The task here is to set down every line of the listing exactly.

--------------------------------------------------

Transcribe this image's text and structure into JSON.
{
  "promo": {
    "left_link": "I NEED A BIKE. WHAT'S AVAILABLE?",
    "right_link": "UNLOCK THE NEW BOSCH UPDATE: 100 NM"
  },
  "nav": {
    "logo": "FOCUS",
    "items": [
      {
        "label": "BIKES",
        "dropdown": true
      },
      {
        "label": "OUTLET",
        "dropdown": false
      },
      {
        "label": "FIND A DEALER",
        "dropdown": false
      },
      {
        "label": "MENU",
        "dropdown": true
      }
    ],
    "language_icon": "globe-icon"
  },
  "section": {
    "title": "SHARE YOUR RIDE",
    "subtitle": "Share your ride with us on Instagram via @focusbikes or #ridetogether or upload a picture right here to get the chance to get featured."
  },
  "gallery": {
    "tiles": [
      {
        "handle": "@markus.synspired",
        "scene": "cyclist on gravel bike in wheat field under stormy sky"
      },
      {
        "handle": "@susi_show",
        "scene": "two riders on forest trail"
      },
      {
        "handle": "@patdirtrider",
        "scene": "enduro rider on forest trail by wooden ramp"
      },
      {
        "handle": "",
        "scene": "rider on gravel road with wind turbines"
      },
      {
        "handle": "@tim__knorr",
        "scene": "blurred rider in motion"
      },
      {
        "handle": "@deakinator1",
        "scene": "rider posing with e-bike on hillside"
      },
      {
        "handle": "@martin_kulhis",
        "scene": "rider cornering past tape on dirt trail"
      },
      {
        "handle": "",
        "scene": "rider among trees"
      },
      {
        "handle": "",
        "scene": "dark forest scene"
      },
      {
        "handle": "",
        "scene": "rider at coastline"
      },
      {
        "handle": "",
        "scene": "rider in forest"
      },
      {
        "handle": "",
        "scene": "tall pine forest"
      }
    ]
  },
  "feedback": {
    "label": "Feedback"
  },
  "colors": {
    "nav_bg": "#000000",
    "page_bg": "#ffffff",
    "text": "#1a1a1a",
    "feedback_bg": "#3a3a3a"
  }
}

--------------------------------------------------

§ Written solution:
Transcribe this image's text and structure into JSON.
{
  "promo": {
    "left_link": "I NEED A BIKE. WHAT'S AVAILABLE?",
    "right_link": "UNLOCK THE NEW BOSCH UPDATE: 100 NM"
  },
  "nav": {
    "logo": "FOCUS",
    "items": [
      {
        "label": "BIKES",
        "dropdown": true
      },
      {
        "label": "OUTLET",
        "dropdown": false
      },
      {
        "label": "FIND A DEALER",
        "dropdown": false
      },
      {
        "label": "MENU",
        "dropdown": true
      }
    ],
    "language_icon": "globe-icon"
  },
  "section": {
    "title": "SHARE YOUR RIDE",
    "subtitle": "Share your ride with us on Instagram via @focusbikes or #ridetogether or upload a picture right here to get the chance to get featured."
  },
  "gallery": {
    "tiles": [
      {
        "handle": "@markus.synspired",
        "scene": "cyclist on gravel bike in wheat field under stormy sky"
      },
      {
        "handle": "@susi_show",
        "scene": "two riders on forest trail"
      },
      {
        "handle": "@patdirtrider",
        "scene": "enduro rider on forest trail by wooden ramp"
      },
      {
        "handle": "",
        "scene": "rider on gravel road with wind turbines"
      },
      {
        "handle": "@tim__knorr",
        "scene": "blurred rider in motion"
      },
      {
        "handle": "@deakinator1",
        "scene": "rider posing with e-bike on hillside"
      },
      {
        "handle": "@martin_kulhis",
        "scene": "rider cornering past tape on dirt trail"
      },
      {
        "handle": "",
        "scene": "rider among trees"
      },
      {
        "handle": "",
        "scene": "dark forest scene"
      },
      {
        "handle": "",
        "scene": "rider at coastline"
      },
      {
        "handle": "",
        "scene": "rider in forest"
      },
      {
        "handle": "",
        "scene": "tall pine forest"
      }
    ]
  },
  "feedback": {
    "label": "Feedback"
  },
  "colors": {
    "nav_bg": "#000000",
    "page_bg": "#ffffff",
    "text": "#1a1a1a",
    "feedback_bg": "#3a3a3a"
  }
}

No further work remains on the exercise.